In December of 2015, our office was contacted by another immigration lawyer in town. Her clients had been waiting for a green card for the foreign-born wife for over a year and a half.
The lawyer thought that our office could help.
We met with Frank and Gigi (* not their real names) and they told us their story.
Gigi was born in Thailand and was a widow. Her husband had died in a motorcycle accident shortly after the birth of their second daughter.
A few years later, Gigi applied for a visit visa to come and visit relatives in the U.S. Her first request for a visa was denied. Then she hired a “visa consultant” in Thailand who “helped” Gigi fill out the visa application.
Gigi and the consultant completed the DS-160 and Gigi did her best to answer the questions truthfully and honestly.
But one of the questions asked about Gigi’s marital status. She indicated on the form that she was “married.” Gigi thought the question meant had you ever been married so she said yes.
The visa was approved and Gigi came to the United States.
A few months after she arrived, Gigi met a man named Frank. Frank was a U.S. citizen and a former Marine. Frank and Gigi decided to get married.
Frank completed an I-130 Petition for Alien Relative and Gigi applied for adjustment of status. Wisely, they hired an attorney to help them with the application process.
Frank also filed I-130 Petitions for Gigi’s two daughters back in Thailand. They were staying with Gigi’s parents.
The St. Louis field office scheduled Gigi and Frank for a green card interview. They successfully completed the interview but then the case dragged on for months and months.
Frustrated and unable to get any answers from the local USCIS office, the attorney recommended that Gigi and Frank visit our office to see if we could help.
After discussing the situation and learning about the confusion surrounding Gigi’s visa application, we sent a letter to USCIS and threatened to sue them if they did not decide the case quickly.
Instead of issuing a grant or a denial, the Service sent us a new interview notice. They claimed that Gigi had misrepresented herself at the embassy and wanted to discuss it with us.
We attended the interview and explained that there was no fraud or misrepresentation. We explained that the only problem was that Gigi had misunderstood the question about marriage. We provided proof of her ex-husband’s death and explained how it was all a misunderstanding.
A few months later, the Service invited us to file an I-601 waiver for the alleged misrepresentation.
Without conceding that Gigi had misrepresented herself, we did go ahead and file for the waiver. We submitted evidence of how Gigi supported Frank, how she helped take care of Frank’s elderly father and the extreme hardship that would befall Frank if Gigi were not granted the waiver.
While we awaited that decision, the I-130s for the girls back in Thailand had been approved. Gigi could not leave the country due to her shaky immigration status. So Frank, the ex-Marine, went back to Thailand on his own to get the girls.
And that he did.

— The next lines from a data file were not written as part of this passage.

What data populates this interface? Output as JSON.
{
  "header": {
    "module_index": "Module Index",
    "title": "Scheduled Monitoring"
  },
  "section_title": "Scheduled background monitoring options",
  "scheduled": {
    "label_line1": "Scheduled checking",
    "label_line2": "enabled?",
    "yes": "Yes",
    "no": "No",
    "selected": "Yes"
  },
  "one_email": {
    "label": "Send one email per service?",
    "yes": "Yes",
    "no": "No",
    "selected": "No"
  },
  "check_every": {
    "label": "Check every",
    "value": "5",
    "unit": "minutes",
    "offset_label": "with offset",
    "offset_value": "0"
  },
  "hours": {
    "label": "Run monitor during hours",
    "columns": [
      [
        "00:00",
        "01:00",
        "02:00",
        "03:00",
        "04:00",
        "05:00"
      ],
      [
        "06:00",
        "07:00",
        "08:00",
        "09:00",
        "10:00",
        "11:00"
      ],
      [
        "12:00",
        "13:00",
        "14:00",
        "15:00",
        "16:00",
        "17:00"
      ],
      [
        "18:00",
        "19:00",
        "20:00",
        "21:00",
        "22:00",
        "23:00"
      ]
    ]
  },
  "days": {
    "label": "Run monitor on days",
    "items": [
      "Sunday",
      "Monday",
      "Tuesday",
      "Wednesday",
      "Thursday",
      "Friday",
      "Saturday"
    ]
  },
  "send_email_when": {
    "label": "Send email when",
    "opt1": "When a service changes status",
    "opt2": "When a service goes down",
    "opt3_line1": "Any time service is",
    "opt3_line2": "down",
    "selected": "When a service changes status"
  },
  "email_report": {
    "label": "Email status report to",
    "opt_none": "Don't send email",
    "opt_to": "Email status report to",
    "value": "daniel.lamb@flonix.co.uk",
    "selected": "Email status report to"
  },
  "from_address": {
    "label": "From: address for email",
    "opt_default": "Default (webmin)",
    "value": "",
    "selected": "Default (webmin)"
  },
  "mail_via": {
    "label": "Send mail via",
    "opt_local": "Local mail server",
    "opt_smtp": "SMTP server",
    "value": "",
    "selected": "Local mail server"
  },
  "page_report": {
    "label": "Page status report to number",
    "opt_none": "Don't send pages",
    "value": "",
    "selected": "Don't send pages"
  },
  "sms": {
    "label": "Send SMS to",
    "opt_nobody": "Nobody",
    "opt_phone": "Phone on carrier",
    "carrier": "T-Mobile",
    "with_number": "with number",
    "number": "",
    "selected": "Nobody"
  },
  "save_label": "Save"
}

Shortly after Frank and the girls returned to the U.S., Gigi’s waiver and green card were approved.
Now the family is all united in St. Louis. We ran into them yesterday at the Webster Groves Fourth of July carnival.
Turns out that Gigi is now pregnant.
We couldn’t be happier for this awesome family.